Bipartisan Group of Senators Asks Hirshfeld to Gather Info on Eligibility Law by Next Year

Senators Thom Tillis (R-NC), Mazie Hirono (D-HI), Tom Cotton (R-AR) and Chris Coons (D-DE) sent a letter on Friday to the Acting Director of the United States Patent and Trademark Office (USPTO), Drew Hirshfeld, asking him to “publish a request for information on the current state of patent eligibility jurisprudence in the United States, evaluate the responses,” and provide the senators with a detailed summary of the findings in order to assist them as they consider appropriate legislative action.

Twist Emerges in Senate IP Subcommittee Leadership for 117th Congress

On Sunday, February 14, U.S. Senate Democratic Whip Dick Durbin (D-IL), Chair of the Senate Judiciary Committee, and Senator Chuck Grassley (R-IA), Ranking Member of the Senate Judiciary Committee, announced the Subcommittees and Subcommittee Chairs of the Senate Judiciary Committee for the 117th Congress.
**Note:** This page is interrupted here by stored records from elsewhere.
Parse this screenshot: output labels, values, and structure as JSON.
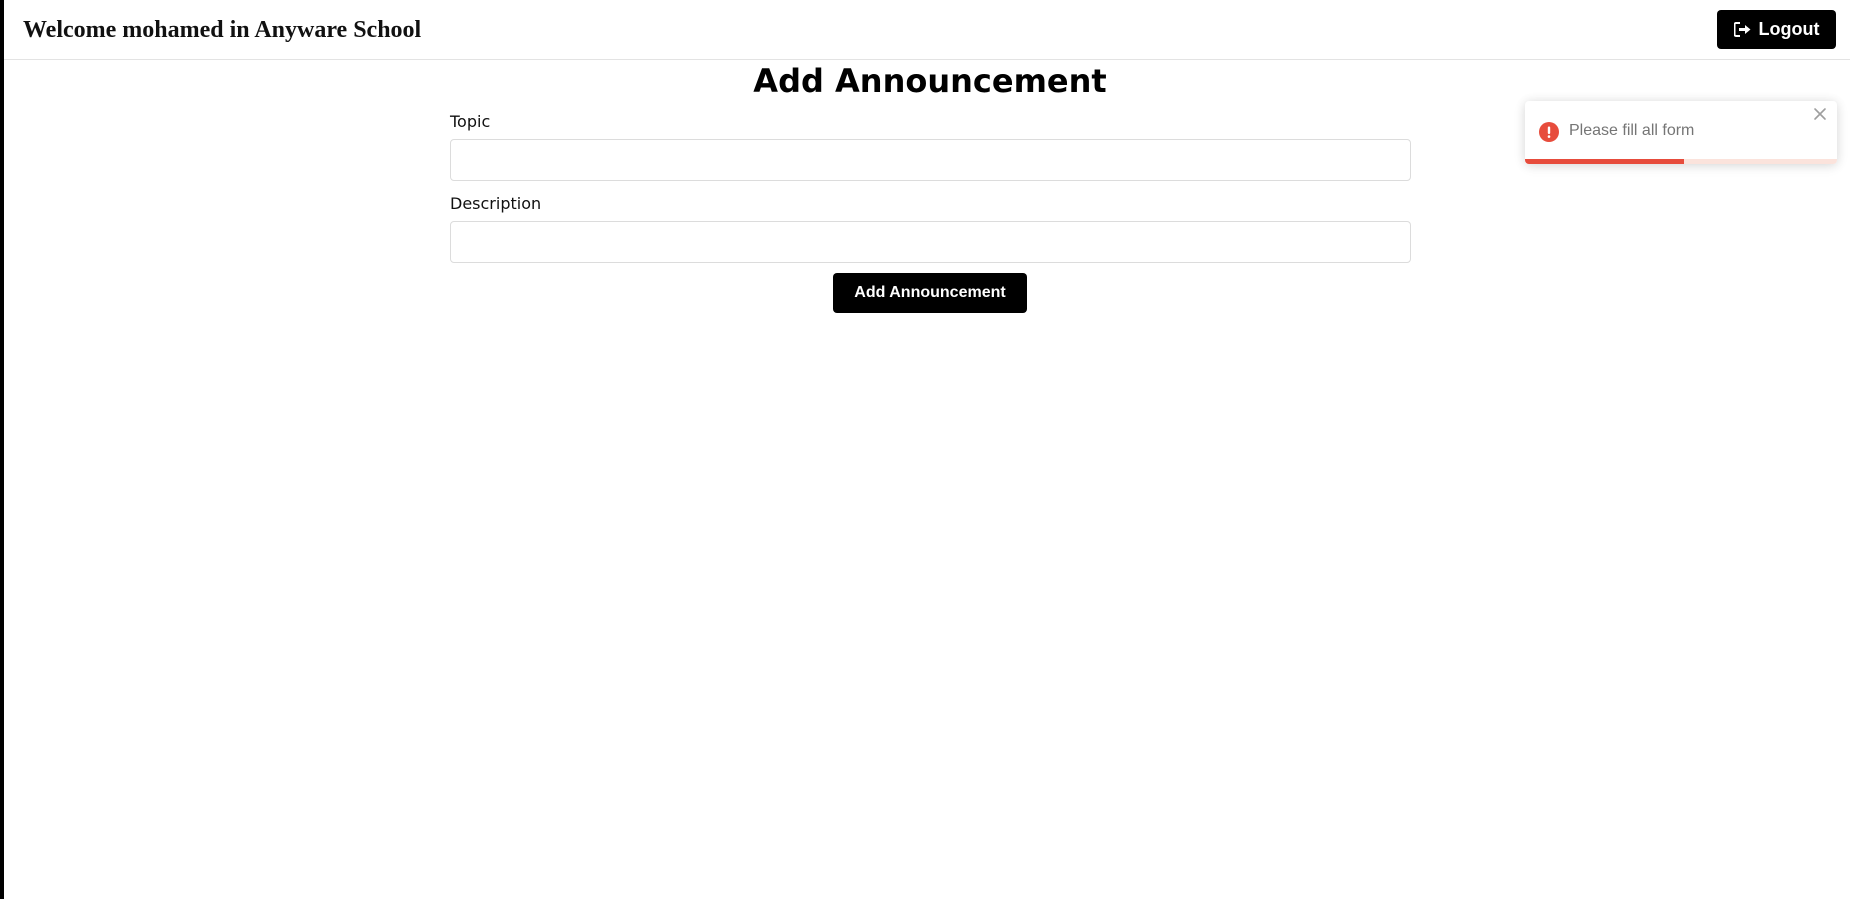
{
  "header": {
    "welcome_text": "Welcome mohamed in Anyware School",
    "logout_label": "Logout",
    "logout_icon": "sign-out-icon"
  },
  "form": {
    "title": "Add Announcement",
    "topic_label": "Topic",
    "topic_value": "",
    "description_label": "Description",
    "description_value": "",
    "submit_label": "Add Announcement"
  },
  "toast": {
    "type": "error",
    "icon": "exclamation-circle-icon",
    "message": "Please fill all form",
    "progress": 0.51,
    "accent_color": "#e74c3c"
  },
  "colors": {
    "primary_button": "#000000",
    "error": "#e74c3c"
  }
}
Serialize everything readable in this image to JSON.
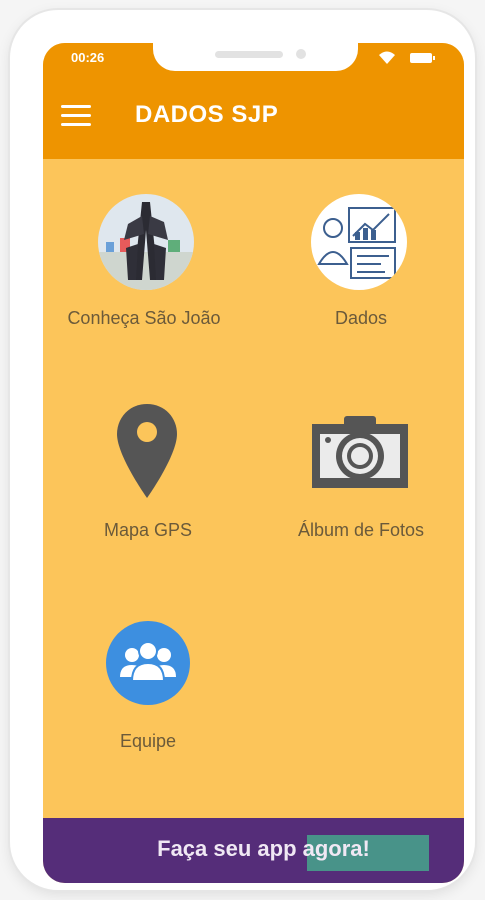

Many in the IP universe had hoped Senator Chris Coons (D-DE), the Ranking Member of the Senate IP Subcommittee for the 116th Congress, would be appointed the IP Subcommittee Chair, considering his strong support for various IP reforms along with the previous IP Subcommittee Chair, Thom Tillis (R-NC). Tillis will serve as Ranking Member of the Subcommittee this Congress, but Coons was not selected to serve as Chair.